by Barbara Walvoord
No, we’re not talking about some old lesbians, though some of us, too, are “out” at Lathrop and feel warmly welcomed.
But today, we’re talking about our Lathrop creatures who have been hiding in dens or burrowing into the ground, coming out now as the weather warms, welcomed by Lathrop’s residents, who’ve been waiting for spring.
Of course, we have to begin with our bears. Has anyone seen a bear at Lathrop yet this spring?
If you don’t bring in your bird feeders, you may see them where you don’t want them–knocking down your bird feeder pole with one powerful swipe, or climbing onto your porch. Think about your garbage cans, too, and don’t leave open your garage door with bird seed or other goodies inside.
Once a bear finds food someplace, it will return again and again in future years.
But if you respect bears, you are quite safe. The last time a person was killed by a bear in New Hampshire was 1784. (I don’t know about Massachusetts.)
So go to your cocktail parties and trade bear stories with your friends–Sharon and I will happily tell you about the bear that came after our groceries as we were unloading them from the car in our former home), but don’t stay away from our beautiful woodland paths just because you’re afraid of bears.
If you’re nervous about bears when you walk in our woods, just make some noise. A bear wants to avoid you. If you do encounter a bear, make eye contact and back away slowly. Don’t turn your back. Don’t run (bears can run up to 35 miles an hour, so even your grandchildren can’t compete, let alone you). If you see a cub, be careful; the mother is probably nearby.
In 1850, there were only a few bears around here, and none in Connecticut. Since then, they’ve made a comeback, due in part to abandoned farms growing up into woods–which is us. Bears play an important role in the health of our land, and they were here long before we were.
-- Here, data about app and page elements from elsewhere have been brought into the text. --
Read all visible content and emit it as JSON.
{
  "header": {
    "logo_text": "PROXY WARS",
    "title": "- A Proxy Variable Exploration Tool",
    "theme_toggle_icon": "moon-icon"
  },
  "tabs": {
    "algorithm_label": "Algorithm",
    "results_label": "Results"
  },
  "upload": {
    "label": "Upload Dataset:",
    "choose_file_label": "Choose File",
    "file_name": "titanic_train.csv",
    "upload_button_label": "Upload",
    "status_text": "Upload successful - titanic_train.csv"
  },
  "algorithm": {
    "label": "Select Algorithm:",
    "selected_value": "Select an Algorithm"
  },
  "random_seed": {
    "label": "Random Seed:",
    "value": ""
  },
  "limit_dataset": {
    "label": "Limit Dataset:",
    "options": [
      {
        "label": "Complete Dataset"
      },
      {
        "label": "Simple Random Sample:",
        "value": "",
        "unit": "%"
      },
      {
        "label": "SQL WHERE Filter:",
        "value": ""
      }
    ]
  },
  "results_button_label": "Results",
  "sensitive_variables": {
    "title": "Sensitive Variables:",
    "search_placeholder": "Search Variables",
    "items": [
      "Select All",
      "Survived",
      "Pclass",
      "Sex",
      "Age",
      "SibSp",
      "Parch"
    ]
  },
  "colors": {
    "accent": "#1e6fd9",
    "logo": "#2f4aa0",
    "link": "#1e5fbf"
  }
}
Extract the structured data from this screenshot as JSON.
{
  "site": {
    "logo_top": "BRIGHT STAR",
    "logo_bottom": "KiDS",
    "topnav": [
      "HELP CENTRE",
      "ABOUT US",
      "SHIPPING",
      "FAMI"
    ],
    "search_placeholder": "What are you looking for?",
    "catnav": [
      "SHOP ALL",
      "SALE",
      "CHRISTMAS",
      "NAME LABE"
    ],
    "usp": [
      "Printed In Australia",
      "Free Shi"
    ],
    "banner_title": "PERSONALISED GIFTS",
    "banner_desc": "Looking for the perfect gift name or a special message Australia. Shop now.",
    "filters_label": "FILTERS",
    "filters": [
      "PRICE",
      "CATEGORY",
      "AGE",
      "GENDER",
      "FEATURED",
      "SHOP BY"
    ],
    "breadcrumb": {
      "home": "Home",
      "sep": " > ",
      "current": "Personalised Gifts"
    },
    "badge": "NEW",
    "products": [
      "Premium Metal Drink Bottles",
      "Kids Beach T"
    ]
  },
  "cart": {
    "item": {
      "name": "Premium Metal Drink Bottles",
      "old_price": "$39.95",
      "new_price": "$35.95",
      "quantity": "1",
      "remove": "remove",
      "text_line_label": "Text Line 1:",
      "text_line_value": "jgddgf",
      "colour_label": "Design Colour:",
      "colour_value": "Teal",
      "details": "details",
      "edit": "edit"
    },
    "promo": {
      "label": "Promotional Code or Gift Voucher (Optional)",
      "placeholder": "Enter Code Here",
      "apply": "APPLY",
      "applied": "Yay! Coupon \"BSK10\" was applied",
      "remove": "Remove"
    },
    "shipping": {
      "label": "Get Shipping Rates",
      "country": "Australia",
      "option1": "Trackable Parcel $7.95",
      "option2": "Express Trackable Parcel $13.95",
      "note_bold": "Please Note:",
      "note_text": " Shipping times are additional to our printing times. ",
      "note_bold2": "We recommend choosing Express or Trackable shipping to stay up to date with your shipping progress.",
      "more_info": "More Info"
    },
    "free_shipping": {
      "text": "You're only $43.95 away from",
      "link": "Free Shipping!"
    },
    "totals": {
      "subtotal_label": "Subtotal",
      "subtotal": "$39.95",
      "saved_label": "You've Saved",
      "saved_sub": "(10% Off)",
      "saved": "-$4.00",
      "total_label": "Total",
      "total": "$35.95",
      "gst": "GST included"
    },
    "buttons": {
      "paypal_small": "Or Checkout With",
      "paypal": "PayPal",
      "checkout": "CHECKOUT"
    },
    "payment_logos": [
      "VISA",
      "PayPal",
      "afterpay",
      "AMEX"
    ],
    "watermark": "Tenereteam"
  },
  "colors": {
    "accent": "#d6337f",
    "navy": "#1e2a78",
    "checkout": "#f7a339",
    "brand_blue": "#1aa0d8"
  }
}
We can figure out how to share our land with these powerful, smart, and acrobatic creatures.